Responding to the criticism of the government's economic performance, Prime Minister Imran said his administration had inherited a current account deficit of $20 billion.
"When we came the biggest issue was inflation. The rupee was Rs104 against the dollar but when we took office it reached Rs122. Eventually, the rupee fell and then stabilised due to the measures we took," he said.
However, he recalled, the exchange rate caused the imports to become expensive and as a result, the prices of goods rose. "Poverty was then inevitable due to this adjustment. But we inherited this, we didn't give this huge deficit," the premier said.
The national debt had reached Rs30,000 billion by the time the PTI took over and reserves of $20 billion crashed down to $10 billion. As a result, the government was forced to reach out to friendly countries for help, he added.
"I felt shame when we went to others to ask for money. We were asking for that money because we were about to default," the prime minister said.
He also compared the funds spent on foreign trips by him and the former presidents and prime ministers from the PPP and PML-N, saying he had used much less money as compared to the former rulers and cut down expenses of the Prime Minister's Office.
Supporting US caused 'humiliation' to Pakistan: PM
Prime Minister Imran also spoke about his government's foreign policy, starting with the country's relations with the United States.
He said Pakistan had to face a lot of "humiliation" despite supporting Washington in the 'war on terror' and was then blamed for the US's failures in Afghanistan.
Recalling the two incidents that caused "embarrassment" to Pakistan while supporting the US, he said: "The Americans came to Abbottabad and killed, martyred [Al Qaeda leader] Osama bin Laden. What happened after that? The entire world cursed at us and spoke ill of us.
"So our ally comes to our own country to kill someone and doesn't inform us? And 70,000 Pakistanis have died in their war. Look at the humiliation that caused to all the Pakistanis who were abroad."
He said the US was carrying out drone strikes inside Pakistan, which the Pakistani government at the time said it opposed.
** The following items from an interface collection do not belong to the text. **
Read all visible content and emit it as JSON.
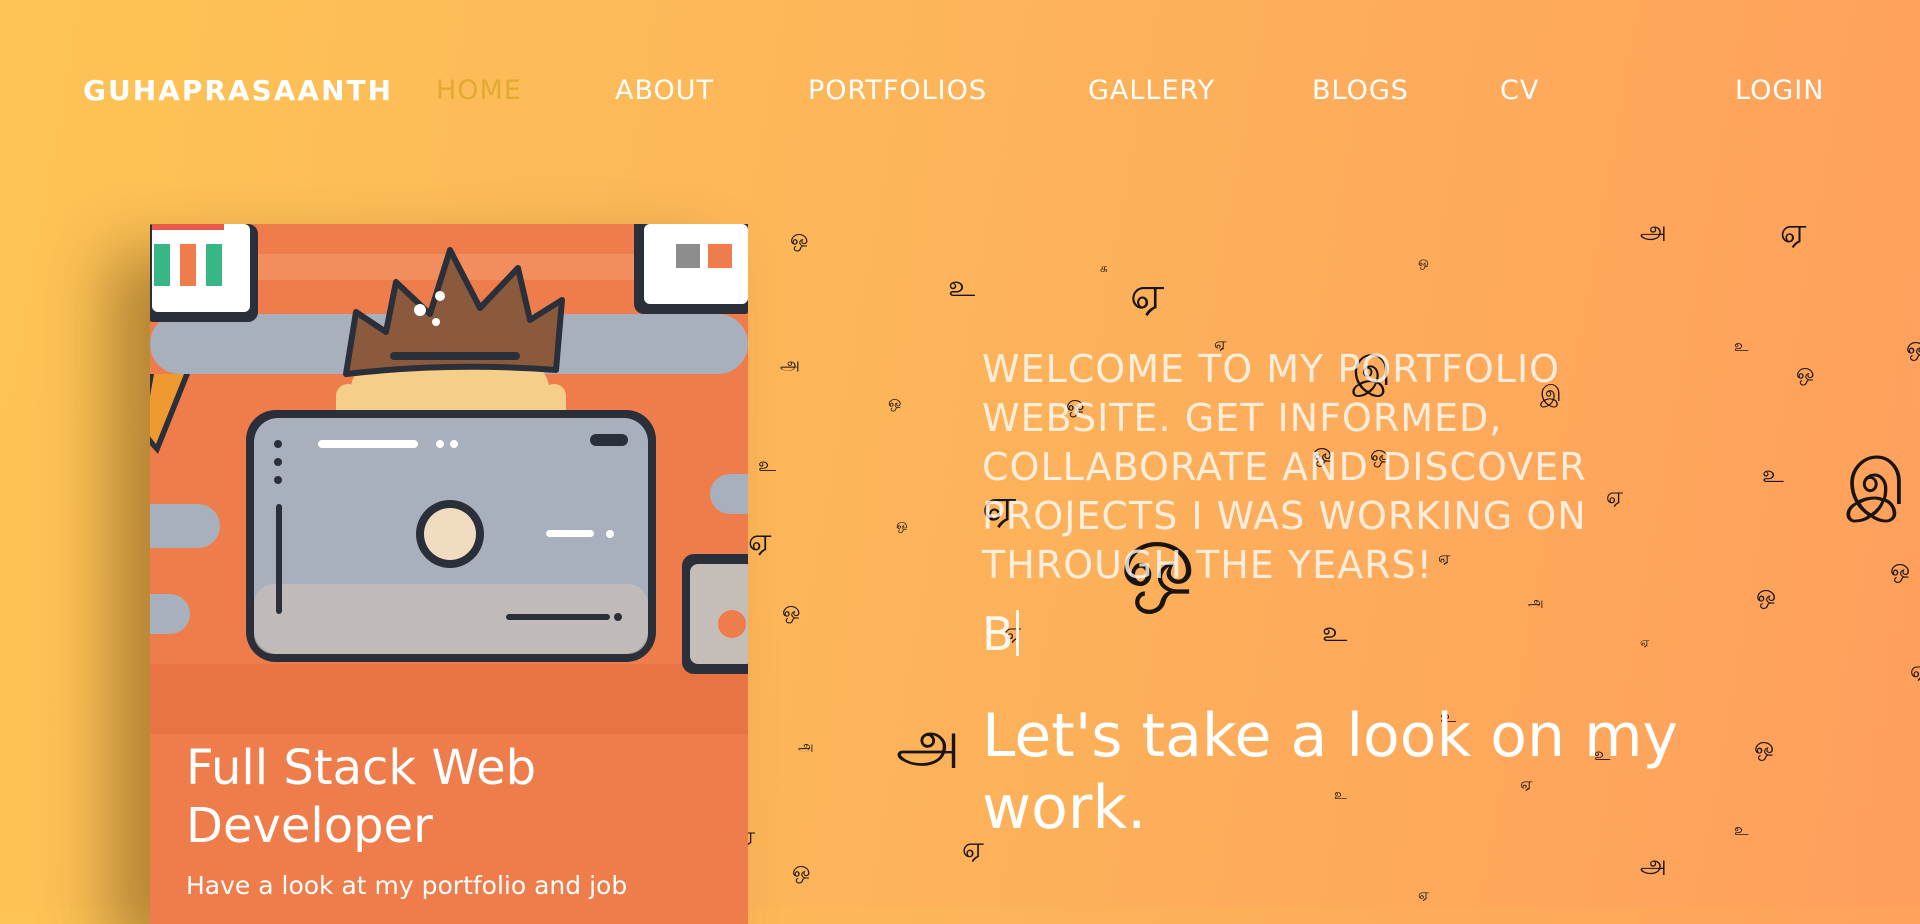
{
  "nav": {
    "brand": "GUHAPRASAANTH",
    "links": [
      {
        "label": "HOME",
        "active": true
      },
      {
        "label": "ABOUT",
        "active": false
      },
      {
        "label": "PORTFOLIOS",
        "active": false
      },
      {
        "label": "GALLERY",
        "active": false
      },
      {
        "label": "BLOGS",
        "active": false
      },
      {
        "label": "CV",
        "active": false
      }
    ],
    "login": "LOGIN",
    "active_color": "#dfab33"
  },
  "card": {
    "title": "Full Stack Web Developer",
    "description": "Have a look at my portfolio and job",
    "illustration": "developer-at-computer-illustration",
    "background_color": "#ef7d4c"
  },
  "hero": {
    "welcome": "WELCOME TO MY PORTFOLIO WEBSITE. GET INFORMED, COLLABORATE AND DISCOVER PROJECTS I WAS WORKING ON THROUGH THE YEARS!",
    "typed_text": "B",
    "tagline": "Let's take a look on my work."
  },
  "background": {
    "gradient": [
      "#fdc455",
      "#fe9f5c"
    ],
    "decoration": "scattered-tamil-letters"
  }
}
But when an American senator asked former US military chief Admiral Mike Mullen at a Senate hearing why drone attacks were being carried out despite the Pakistani government's objection, Mullen replied that "we are carrying out the drone attacks with the permission of the Pakistani government", Prime Minister Imran added.
He said Pakistan did not know whether it was an ally or a foe of the US in the war on terror and such incidents caused immense embarrassment to overseas Pakistanis.
Prime Minister Imran said it was his party's "consistent" foreign policy that its government would not participate in the American war and only take part in peace talks. Today, the country is not fighting somebody else's war and the relationship with the US is based on trust, he added.
"No one is humiliating us there anymore. [US President] Donald Trump has always given respect whenever we have met. In fact, he requests our help in bringing peace to Afghanistan," he said, adding that Pakistan's role in the Afghan peace talks was being widely acknowledged today.
Prime Minister Imran also said Pakistan had tried and is still trying to improve relations between Saudi Arabia and Iran. However, he acknowledged that there are problems in ending the conflict because "other players involved don't want" to see that happening.
He said his government had also tried to mend relations with India but the BJP government's Hindu supremacist agenda became clear when India annexed occupied Kashmir last year.
Imran said Indian Prime Minister Narendra Modi is a "fanatic" who is a curse for not only Indian Muslims but also for Hindus.
He said the Kashmir issue has now reached a "point of no return" and India keeping eight million Kashmiris subjugated by deploying 800,000 troops will be "unsustainable".